→ **What you will do**: Write the data below out again, with each line matching the original.

→ **Entries supplied**:
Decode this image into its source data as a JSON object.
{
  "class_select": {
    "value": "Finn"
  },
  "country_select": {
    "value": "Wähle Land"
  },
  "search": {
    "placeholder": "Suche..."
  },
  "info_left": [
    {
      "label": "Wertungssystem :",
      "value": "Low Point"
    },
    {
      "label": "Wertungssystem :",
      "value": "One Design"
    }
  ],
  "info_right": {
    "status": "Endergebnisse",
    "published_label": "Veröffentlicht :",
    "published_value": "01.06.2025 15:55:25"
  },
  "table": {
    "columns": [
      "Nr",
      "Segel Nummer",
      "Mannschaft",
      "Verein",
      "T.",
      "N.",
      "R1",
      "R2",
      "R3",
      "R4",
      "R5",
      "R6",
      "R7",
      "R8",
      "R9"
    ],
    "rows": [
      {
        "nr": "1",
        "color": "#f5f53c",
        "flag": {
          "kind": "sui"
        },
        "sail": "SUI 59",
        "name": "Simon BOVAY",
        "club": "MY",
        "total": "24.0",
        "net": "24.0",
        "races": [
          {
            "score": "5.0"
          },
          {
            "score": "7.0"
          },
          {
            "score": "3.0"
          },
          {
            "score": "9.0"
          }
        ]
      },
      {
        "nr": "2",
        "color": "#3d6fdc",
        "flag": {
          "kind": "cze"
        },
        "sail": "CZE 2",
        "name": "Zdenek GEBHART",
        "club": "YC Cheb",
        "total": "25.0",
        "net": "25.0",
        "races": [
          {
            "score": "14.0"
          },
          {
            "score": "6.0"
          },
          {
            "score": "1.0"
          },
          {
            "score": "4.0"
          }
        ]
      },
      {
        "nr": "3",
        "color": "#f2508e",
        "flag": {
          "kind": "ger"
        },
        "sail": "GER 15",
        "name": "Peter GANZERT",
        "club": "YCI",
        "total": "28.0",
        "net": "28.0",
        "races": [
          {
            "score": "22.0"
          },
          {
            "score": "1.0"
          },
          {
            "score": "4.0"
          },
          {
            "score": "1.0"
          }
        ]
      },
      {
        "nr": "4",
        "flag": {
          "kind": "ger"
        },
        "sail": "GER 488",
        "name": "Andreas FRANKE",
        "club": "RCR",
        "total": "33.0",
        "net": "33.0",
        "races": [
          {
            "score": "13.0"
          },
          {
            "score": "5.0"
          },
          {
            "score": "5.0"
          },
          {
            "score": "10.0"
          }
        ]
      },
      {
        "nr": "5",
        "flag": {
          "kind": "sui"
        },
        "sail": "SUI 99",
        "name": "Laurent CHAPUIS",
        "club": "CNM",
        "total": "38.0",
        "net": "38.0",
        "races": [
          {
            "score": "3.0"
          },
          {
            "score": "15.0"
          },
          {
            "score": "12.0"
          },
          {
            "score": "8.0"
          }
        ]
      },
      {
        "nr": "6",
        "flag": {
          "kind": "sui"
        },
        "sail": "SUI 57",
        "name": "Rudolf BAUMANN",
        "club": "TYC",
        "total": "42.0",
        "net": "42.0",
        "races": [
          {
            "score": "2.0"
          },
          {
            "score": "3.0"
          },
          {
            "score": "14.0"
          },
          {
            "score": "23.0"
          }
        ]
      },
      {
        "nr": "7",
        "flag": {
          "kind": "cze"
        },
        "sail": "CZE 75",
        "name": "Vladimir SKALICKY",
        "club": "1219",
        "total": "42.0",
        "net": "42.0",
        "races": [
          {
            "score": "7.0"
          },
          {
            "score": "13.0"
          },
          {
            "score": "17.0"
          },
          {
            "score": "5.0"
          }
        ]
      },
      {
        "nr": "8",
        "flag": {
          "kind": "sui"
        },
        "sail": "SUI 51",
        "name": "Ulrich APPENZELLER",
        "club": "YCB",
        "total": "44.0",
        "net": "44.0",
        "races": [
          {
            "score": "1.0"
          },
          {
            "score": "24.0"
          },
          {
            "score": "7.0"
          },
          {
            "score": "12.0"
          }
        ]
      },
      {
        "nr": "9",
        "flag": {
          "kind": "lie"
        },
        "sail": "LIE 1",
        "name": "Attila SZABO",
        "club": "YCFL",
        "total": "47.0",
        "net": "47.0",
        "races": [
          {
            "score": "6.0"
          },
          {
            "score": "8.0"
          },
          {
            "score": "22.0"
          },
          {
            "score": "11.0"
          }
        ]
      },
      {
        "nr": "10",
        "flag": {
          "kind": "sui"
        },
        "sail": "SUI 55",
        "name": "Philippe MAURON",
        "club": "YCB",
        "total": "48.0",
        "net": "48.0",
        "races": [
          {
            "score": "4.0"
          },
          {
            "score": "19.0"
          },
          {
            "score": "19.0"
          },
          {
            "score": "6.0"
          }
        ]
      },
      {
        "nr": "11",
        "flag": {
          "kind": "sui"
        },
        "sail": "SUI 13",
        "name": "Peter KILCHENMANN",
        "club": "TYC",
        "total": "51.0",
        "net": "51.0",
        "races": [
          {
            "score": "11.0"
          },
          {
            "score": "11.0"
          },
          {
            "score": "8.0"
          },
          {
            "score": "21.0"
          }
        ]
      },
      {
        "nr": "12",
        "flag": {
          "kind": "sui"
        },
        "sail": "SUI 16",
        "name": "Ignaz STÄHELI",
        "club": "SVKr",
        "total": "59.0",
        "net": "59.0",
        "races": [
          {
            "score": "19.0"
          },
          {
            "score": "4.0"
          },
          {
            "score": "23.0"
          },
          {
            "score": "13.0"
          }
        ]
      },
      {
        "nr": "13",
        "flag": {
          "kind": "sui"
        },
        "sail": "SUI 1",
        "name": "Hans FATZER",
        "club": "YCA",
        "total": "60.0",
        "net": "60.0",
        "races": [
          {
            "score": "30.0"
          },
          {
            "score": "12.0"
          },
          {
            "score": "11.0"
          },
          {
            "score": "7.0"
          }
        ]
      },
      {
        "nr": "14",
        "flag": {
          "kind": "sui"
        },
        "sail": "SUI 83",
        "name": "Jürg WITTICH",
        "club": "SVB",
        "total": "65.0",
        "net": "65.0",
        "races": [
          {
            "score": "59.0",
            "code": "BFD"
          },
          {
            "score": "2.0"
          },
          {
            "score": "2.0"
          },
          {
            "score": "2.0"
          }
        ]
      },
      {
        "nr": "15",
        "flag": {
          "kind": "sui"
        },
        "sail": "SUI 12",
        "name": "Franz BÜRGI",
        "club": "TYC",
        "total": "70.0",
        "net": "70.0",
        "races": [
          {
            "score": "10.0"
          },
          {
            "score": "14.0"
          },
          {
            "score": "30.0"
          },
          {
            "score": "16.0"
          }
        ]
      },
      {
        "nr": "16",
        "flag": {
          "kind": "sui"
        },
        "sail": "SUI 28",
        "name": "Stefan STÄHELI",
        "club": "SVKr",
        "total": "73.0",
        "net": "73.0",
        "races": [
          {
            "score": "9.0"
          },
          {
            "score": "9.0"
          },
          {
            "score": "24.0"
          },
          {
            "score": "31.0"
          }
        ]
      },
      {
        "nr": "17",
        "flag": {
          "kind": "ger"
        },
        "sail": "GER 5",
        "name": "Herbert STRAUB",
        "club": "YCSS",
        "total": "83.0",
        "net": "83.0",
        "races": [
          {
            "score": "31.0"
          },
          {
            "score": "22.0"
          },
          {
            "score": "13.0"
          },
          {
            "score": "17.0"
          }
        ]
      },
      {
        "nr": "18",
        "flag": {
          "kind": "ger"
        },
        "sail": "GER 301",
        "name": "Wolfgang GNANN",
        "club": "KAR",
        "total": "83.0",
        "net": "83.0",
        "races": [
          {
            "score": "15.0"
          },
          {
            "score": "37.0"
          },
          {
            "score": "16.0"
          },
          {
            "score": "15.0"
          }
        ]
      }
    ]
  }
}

→ **Exercise answer**:
Decode this image into its source data as a JSON object.
{
  "class_select": {
    "value": "Finn"
  },
  "country_select": {
    "value": "Wähle Land"
  },
  "search": {
    "placeholder": "Suche..."
  },
  "info_left": [
    {
      "label": "Wertungssystem :",
      "value": "Low Point"
    },
    {
      "label": "Wertungssystem :",
      "value": "One Design"
    }
  ],
  "info_right": {
    "status": "Endergebnisse",
    "published_label": "Veröffentlicht :",
    "published_value": "01.06.2025 15:55:25"
  },
  "table": {
    "columns": [
      "Nr",
      "Segel Nummer",
      "Mannschaft",
      "Verein",
      "T.",
      "N.",
      "R1",
      "R2",
      "R3",
      "R4",
      "R5",
      "R6",
      "R7",
      "R8",
      "R9"
    ],
    "rows": [
      {
        "nr": "1",
        "color": "#f5f53c",
        "flag": {
          "kind": "sui"
        },
        "sail": "SUI 59",
        "name": "Simon BOVAY",
        "club": "MY",
        "total": "24.0",
        "net": "24.0",
        "races": [
          {
            "score": "5.0"
          },
          {
            "score": "7.0"
          },
          {
            "score": "3.0"
          },
          {
            "score": "9.0"
          }
        ]
      },
      {
        "nr": "2",
        "color": "#3d6fdc",
        "flag": {
          "kind": "cze"
        },
        "sail": "CZE 2",
        "name": "Zdenek GEBHART",
        "club": "YC Cheb",
        "total": "25.0",
        "net": "25.0",
        "races": [
          {
            "score": "14.0"
          },
          {
            "score": "6.0"
          },
          {
            "score": "1.0"
          },
          {
            "score": "4.0"
          }
        ]
      },
      {
        "nr": "3",
        "color": "#f2508e",
        "flag": {
          "kind": "ger"
        },
        "sail": "GER 15",
        "name": "Peter GANZERT",
        "club": "YCI",
        "total": "28.0",
        "net": "28.0",
        "races": [
          {
            "score": "22.0"
          },
          {
            "score": "1.0"
          },
          {
            "score": "4.0"
          },
          {
            "score": "1.0"
          }
        ]
      },
      {
        "nr": "4",
        "flag": {
          "kind": "ger"
        },
        "sail": "GER 488",
        "name": "Andreas FRANKE",
        "club": "RCR",
        "total": "33.0",
        "net": "33.0",
        "races": [
          {
            "score": "13.0"
          },
          {
            "score": "5.0"
          },
          {
            "score": "5.0"
          },
          {
            "score": "10.0"
          }
        ]
      },
      {
        "nr": "5",
        "flag": {
          "kind": "sui"
        },
        "sail": "SUI 99",
        "name": "Laurent CHAPUIS",
        "club": "CNM",
        "total": "38.0",
        "net": "38.0",
        "races": [
          {
            "score": "3.0"
          },
          {
            "score": "15.0"
          },
          {
            "score": "12.0"
          },
          {
            "score": "8.0"
          }
        ]
      },
      {
        "nr": "6",
        "flag": {
          "kind": "sui"
        },
        "sail": "SUI 57",
        "name": "Rudolf BAUMANN",
        "club": "TYC",
        "total": "42.0",
        "net": "42.0",
        "races": [
          {
            "score": "2.0"
          },
          {
            "score": "3.0"
          },
          {
            "score": "14.0"
          },
          {
            "score": "23.0"
          }
        ]
      },
      {
        "nr": "7",
        "flag": {
          "kind": "cze"
        },
        "sail": "CZE 75",
        "name": "Vladimir SKALICKY",
        "club": "1219",
        "total": "42.0",
        "net": "42.0",
        "races": [
          {
            "score": "7.0"
          },
          {
            "score": "13.0"
          },
          {
            "score": "17.0"
          },
          {
            "score": "5.0"
          }
        ]
      },
      {
        "nr": "8",
        "flag": {
          "kind": "sui"
        },
        "sail": "SUI 51",
        "name": "Ulrich APPENZELLER",
        "club": "YCB",
        "total": "44.0",
        "net": "44.0",
        "races": [
          {
            "score": "1.0"
          },
          {
            "score": "24.0"
          },
          {
            "score": "7.0"
          },
          {
            "score": "12.0"
          }
        ]
      },
      {
        "nr": "9",
        "flag": {
          "kind": "lie"
        },
        "sail": "LIE 1",
        "name": "Attila SZABO",
        "club": "YCFL",
        "total": "47.0",
        "net": "47.0",
        "races": [
          {
            "score": "6.0"
          },
          {
            "score": "8.0"
          },
          {
            "score": "22.0"
          },
          {
            "score": "11.0"
          }
        ]
      },
      {
        "nr": "10",
        "flag": {
          "kind": "sui"
        },
        "sail": "SUI 55",
        "name": "Philippe MAURON",
        "club": "YCB",
        "total": "48.0",
        "net": "48.0",
        "races": [
          {
            "score": "4.0"
          },
          {
            "score": "19.0"
          },
          {
            "score": "19.0"
          },
          {
            "score": "6.0"
          }
        ]
      },
      {
        "nr": "11",
        "flag": {
          "kind": "sui"
        },
        "sail": "SUI 13",
        "name": "Peter KILCHENMANN",
        "club": "TYC",
        "total": "51.0",
        "net": "51.0",
        "races": [
          {
            "score": "11.0"
          },
          {
            "score": "11.0"
          },
          {
            "score": "8.0"
          },
          {
            "score": "21.0"
          }
        ]
      },
      {
        "nr": "12",
        "flag": {
          "kind": "sui"
        },
        "sail": "SUI 16",
        "name": "Ignaz STÄHELI",
        "club": "SVKr",
        "total": "59.0",
        "net": "59.0",
        "races": [
          {
            "score": "19.0"
          },
          {
            "score": "4.0"
          },
          {
            "score": "23.0"
          },
          {
            "score": "13.0"
          }
        ]
      },
      {
        "nr": "13",
        "flag": {
          "kind": "sui"
        },
        "sail": "SUI 1",
        "name": "Hans FATZER",
        "club": "YCA",
        "total": "60.0",
        "net": "60.0",
        "races": [
          {
            "score": "30.0"
          },
          {
            "score": "12.0"
          },
          {
            "score": "11.0"
          },
          {
            "score": "7.0"
          }
        ]
      },
      {
        "nr": "14",
        "flag": {
          "kind": "sui"
        },
        "sail": "SUI 83",
        "name": "Jürg WITTICH",
        "club": "SVB",
        "total": "65.0",
        "net": "65.0",
        "races": [
          {
            "score": "59.0",
            "code": "BFD"
          },
          {
            "score": "2.0"
          },
          {
            "score": "2.0"
          },
          {
            "score": "2.0"
          }
        ]
      },
      {
        "nr": "15",
        "flag": {
          "kind": "sui"
        },
        "sail": "SUI 12",
        "name": "Franz BÜRGI",
        "club": "TYC",
        "total": "70.0",
        "net": "70.0",
        "races": [
          {
            "score": "10.0"
          },
          {
            "score": "14.0"
          },
          {
            "score": "30.0"
          },
          {
            "score": "16.0"
          }
        ]
      },
      {
        "nr": "16",
        "flag": {
          "kind": "sui"
        },
        "sail": "SUI 28",
        "name": "Stefan STÄHELI",
        "club": "SVKr",
        "total": "73.0",
        "net": "73.0",
        "races": [
          {
            "score": "9.0"
          },
          {
            "score": "9.0"
          },
          {
            "score": "24.0"
          },
          {
            "score": "31.0"
          }
        ]
      },
      {
        "nr": "17",
        "flag": {
          "kind": "ger"
        },
        "sail": "GER 5",
        "name": "Herbert STRAUB",
        "club": "YCSS",
        "total": "83.0",
        "net": "83.0",
        "races": [
          {
            "score": "31.0"
          },
          {
            "score": "22.0"
          },
          {
            "score": "13.0"
          },
          {
            "score": "17.0"
          }
        ]
      },
      {
        "nr": "18",
        "flag": {
          "kind": "ger"
        },
        "sail": "GER 301",
        "name": "Wolfgang GNANN",
        "club": "KAR",
        "total": "83.0",
        "net": "83.0",
        "races": [
          {
            "score": "15.0"
          },
          {
            "score": "37.0"
          },
          {
            "score": "16.0"
          },
          {
            "score": "15.0"
          }
        ]
      }
    ]
  }
}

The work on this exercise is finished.